THE man in charge of staff wellbeing at Wiltshire Police says he is concerned about a report which reveals almost a third of all officers suffer from extremely high levels of fatigue.

The annual national wellbeing survey published by Oscar Kilo showed 29 per cent of officers were affected, while they said they also felt less valued by the public.

Wiltshire Police wellbeing delivery manager Daniel Phillimore said: “The figures are concerning, there’s some positive ones, but particularly around fatigue, it was certainly concerning.

“As a former shift worker, I know how vital that area is for people’s welfare and their ability to be the best at home.

“The decrease in value by the public is also worrying, I’m not sure if Wiltshire Police feel that way but it’s certainly a concern.”

With it being a nationwide survey, Mr Phillimore gave potential reasons behind the data alongside steps Wiltshire Police will take going forward.

He said: “We need to make sure how applicable this is to Wiltshire.

“In terms of a national picture, it’s an issue, we’re dealing in unprecedented times with the pandemic.

“With massive changes in PPE and equipment, we had to change the way we worked. Items such as added visors, plastic aprons, gloves, plastic dividers being implemented, people having to work from home, these have been big changes.

“That applies to every single department in the force whether people working from home, or officers out in the force wearing protective equipment, all of our jobs have changed but we’ve still been under the same pressures, if not more.
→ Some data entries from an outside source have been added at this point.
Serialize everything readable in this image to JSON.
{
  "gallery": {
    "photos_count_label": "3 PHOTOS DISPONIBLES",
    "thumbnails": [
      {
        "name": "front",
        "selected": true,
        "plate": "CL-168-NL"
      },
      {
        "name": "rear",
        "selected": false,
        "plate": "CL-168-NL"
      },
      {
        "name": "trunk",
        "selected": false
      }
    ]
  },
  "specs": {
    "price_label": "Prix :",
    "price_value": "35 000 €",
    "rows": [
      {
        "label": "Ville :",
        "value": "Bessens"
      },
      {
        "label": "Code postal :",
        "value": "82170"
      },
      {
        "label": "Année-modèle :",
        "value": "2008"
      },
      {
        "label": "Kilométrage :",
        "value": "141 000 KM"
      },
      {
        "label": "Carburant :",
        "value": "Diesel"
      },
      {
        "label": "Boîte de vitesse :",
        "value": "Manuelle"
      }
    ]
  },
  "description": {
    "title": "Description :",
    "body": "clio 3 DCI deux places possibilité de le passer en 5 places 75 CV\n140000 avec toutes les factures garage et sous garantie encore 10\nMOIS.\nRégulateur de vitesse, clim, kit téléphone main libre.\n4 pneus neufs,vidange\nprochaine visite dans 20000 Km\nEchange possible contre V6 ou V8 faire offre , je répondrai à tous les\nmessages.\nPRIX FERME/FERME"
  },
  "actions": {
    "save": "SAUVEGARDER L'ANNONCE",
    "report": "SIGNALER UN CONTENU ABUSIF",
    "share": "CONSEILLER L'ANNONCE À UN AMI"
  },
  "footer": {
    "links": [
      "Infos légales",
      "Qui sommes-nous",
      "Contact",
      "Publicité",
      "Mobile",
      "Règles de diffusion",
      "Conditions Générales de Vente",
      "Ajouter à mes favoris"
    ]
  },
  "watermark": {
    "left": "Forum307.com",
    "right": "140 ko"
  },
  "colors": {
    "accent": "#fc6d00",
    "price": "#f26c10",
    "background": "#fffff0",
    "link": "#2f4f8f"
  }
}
“It would be sensible to think the pandemic has had an impact on people’s wellbeing.

“I need to carry out an internal audit of wellbeing within the different departments of Wiltshire Police.

“My first job would be to identify which areas are hit by that.

“We’ve also got programmes in place to make sure staff feel valued."

“We’ve got something in the pipeline called 1TeamActive which is a programme designed to help people engage with physical fitness and wellbeing, we’re getting people together at an event this September for an enjoyable day of relaxation and fitness.

“We’re looking at consultations on people’s shift patterns, there’s a lot going on to make sure people feel valued.

“The difficulty is in times like these, everyone’s under pressure, and we want to make sure the Wiltshire Police family feel valued and part of the family.

“It’s saddening to hear that officers don’t feel valued.

“That could be related to the pandemic, but it’s crucial that the public and the police force have a mutual relationship of trust and respect.”

While the survey highlighted some issues the police force will need to address in the future, Mr Fillimore did find positives within the report.

He said: “Police officers and police staff felt very highly valued by co-workers and supervisors.

“From my perspective, that’s really positive.

“Job satisfaction has remained pretty high for officers and staff, so that’s a big positive, especially over the past year and a half."

“There have been some challenges within the report but there have been some things which have been pretty heartening to see.”